» THE TASK: Look through the records below, and copy out every line that holds the string "Adesivos".

(Items from a data source)
- - - - - - -
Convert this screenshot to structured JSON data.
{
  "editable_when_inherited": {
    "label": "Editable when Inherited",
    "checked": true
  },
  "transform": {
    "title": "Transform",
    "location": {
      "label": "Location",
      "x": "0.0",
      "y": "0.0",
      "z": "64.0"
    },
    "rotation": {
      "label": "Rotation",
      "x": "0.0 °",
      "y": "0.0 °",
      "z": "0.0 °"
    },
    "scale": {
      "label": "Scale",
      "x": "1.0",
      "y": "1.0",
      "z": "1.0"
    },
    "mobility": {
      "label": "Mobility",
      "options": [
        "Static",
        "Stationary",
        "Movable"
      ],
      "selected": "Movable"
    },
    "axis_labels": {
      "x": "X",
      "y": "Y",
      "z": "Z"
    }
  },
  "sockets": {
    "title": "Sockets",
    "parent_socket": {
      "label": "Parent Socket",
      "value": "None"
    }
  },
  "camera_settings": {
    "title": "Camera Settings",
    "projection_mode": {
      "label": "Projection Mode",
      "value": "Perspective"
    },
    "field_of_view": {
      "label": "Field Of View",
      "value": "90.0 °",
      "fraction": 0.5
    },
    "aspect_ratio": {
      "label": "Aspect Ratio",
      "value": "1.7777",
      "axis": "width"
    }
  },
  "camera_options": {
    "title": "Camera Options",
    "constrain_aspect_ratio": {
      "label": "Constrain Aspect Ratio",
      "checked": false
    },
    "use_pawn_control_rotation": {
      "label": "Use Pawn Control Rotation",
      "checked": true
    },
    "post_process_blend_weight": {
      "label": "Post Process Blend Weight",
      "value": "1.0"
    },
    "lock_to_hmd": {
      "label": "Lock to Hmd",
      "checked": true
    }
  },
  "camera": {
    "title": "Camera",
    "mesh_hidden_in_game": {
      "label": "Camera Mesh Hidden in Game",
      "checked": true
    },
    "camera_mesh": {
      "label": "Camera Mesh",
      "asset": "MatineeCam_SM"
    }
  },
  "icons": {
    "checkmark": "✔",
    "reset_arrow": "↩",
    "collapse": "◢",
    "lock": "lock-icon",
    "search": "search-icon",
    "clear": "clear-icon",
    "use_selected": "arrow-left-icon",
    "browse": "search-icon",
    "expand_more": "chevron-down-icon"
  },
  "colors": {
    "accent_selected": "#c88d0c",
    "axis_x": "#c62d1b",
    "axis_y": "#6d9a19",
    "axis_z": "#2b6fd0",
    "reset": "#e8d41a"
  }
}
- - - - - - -
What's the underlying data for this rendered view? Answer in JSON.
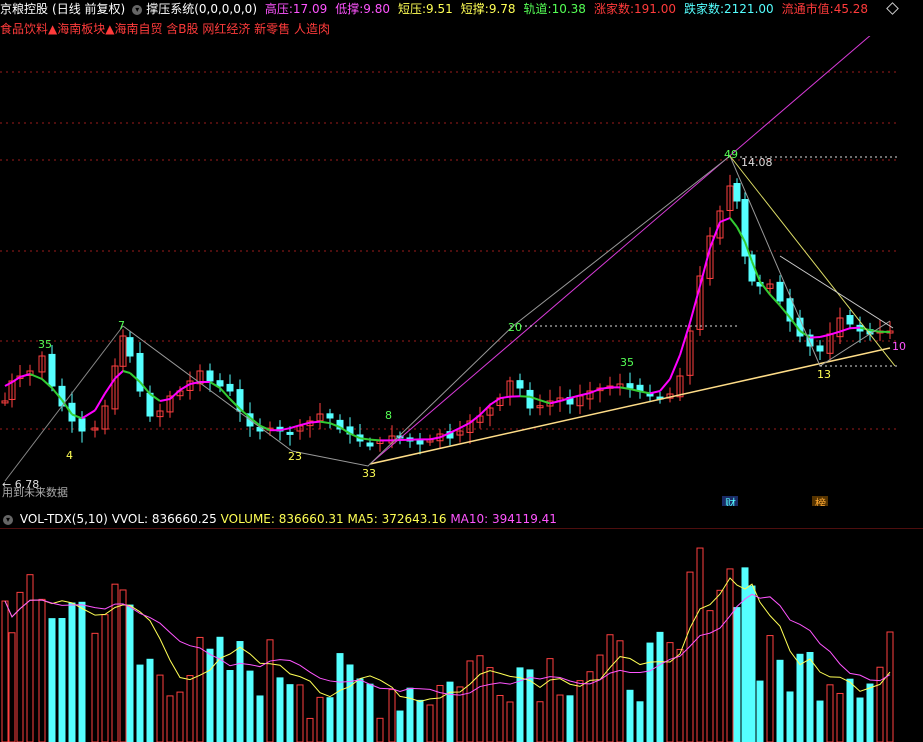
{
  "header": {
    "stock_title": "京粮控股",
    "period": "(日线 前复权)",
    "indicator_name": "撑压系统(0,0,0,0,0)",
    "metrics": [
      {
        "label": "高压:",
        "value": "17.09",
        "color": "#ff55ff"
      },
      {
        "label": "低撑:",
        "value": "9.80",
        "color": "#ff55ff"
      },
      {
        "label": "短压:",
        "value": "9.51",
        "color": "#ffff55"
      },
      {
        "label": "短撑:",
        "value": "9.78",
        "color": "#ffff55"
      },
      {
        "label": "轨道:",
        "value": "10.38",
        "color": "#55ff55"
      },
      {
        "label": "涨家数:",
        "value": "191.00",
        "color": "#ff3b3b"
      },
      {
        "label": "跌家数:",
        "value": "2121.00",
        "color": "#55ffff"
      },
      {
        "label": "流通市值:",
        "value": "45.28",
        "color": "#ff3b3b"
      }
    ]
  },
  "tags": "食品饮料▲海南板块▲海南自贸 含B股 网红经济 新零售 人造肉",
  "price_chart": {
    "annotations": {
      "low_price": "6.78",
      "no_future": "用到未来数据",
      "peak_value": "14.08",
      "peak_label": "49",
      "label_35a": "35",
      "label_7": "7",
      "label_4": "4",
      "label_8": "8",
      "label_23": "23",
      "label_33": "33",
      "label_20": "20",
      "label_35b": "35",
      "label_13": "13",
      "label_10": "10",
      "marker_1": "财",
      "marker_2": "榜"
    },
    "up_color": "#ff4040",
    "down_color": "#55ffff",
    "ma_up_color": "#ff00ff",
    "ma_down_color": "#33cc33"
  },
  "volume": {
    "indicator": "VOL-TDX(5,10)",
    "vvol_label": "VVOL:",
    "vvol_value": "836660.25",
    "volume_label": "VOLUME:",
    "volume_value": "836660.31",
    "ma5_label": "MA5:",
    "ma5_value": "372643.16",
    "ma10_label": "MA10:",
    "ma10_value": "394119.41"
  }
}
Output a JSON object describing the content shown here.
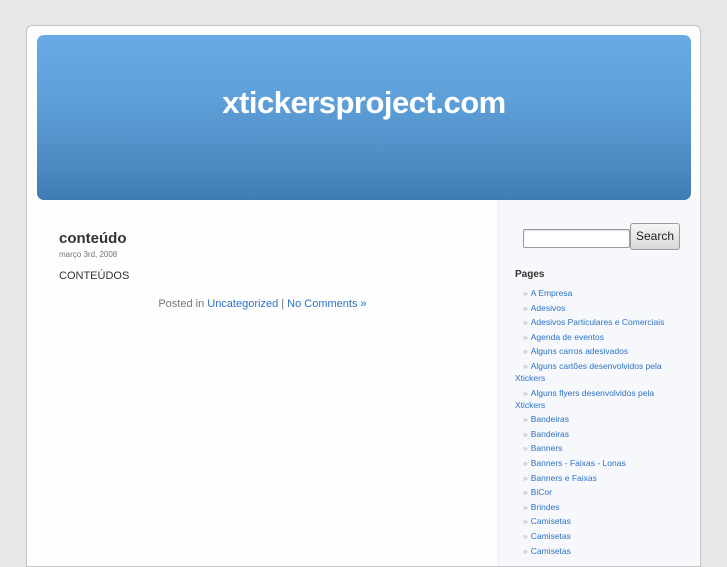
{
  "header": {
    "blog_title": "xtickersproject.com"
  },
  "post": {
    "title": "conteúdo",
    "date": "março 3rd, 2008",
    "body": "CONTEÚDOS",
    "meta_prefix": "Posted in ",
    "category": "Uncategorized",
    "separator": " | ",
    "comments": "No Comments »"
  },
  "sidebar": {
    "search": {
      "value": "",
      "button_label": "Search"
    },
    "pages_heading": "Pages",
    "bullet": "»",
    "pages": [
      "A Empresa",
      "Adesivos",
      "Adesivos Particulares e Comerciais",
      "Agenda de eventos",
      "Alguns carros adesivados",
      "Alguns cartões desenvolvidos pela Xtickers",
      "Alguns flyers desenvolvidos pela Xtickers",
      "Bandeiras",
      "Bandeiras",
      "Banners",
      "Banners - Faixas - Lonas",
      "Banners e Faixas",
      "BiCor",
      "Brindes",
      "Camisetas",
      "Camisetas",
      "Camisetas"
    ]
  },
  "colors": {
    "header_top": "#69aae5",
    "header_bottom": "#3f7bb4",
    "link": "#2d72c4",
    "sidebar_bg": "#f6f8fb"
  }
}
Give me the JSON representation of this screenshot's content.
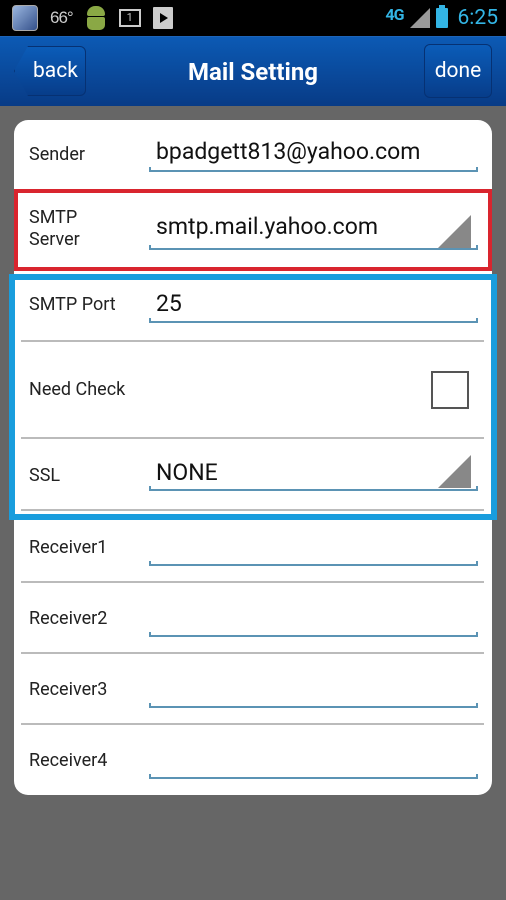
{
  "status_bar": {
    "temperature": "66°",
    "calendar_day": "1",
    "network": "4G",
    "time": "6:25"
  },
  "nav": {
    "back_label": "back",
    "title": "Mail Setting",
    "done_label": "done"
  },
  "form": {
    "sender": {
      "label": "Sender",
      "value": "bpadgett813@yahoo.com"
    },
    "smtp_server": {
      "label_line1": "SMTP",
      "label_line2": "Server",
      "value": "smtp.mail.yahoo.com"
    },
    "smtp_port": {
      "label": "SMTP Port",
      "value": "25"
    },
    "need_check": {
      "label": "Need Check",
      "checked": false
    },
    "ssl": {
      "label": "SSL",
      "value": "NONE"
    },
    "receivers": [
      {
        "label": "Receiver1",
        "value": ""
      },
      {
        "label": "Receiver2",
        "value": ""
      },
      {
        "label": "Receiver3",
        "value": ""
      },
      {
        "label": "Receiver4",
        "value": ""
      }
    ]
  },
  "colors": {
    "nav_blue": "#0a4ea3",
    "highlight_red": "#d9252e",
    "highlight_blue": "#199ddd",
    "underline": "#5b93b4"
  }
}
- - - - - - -
» SOLUTION FOR THIS EXERCISE:
      "Adesivos",
      "Adesivos Particulares e Comerciais",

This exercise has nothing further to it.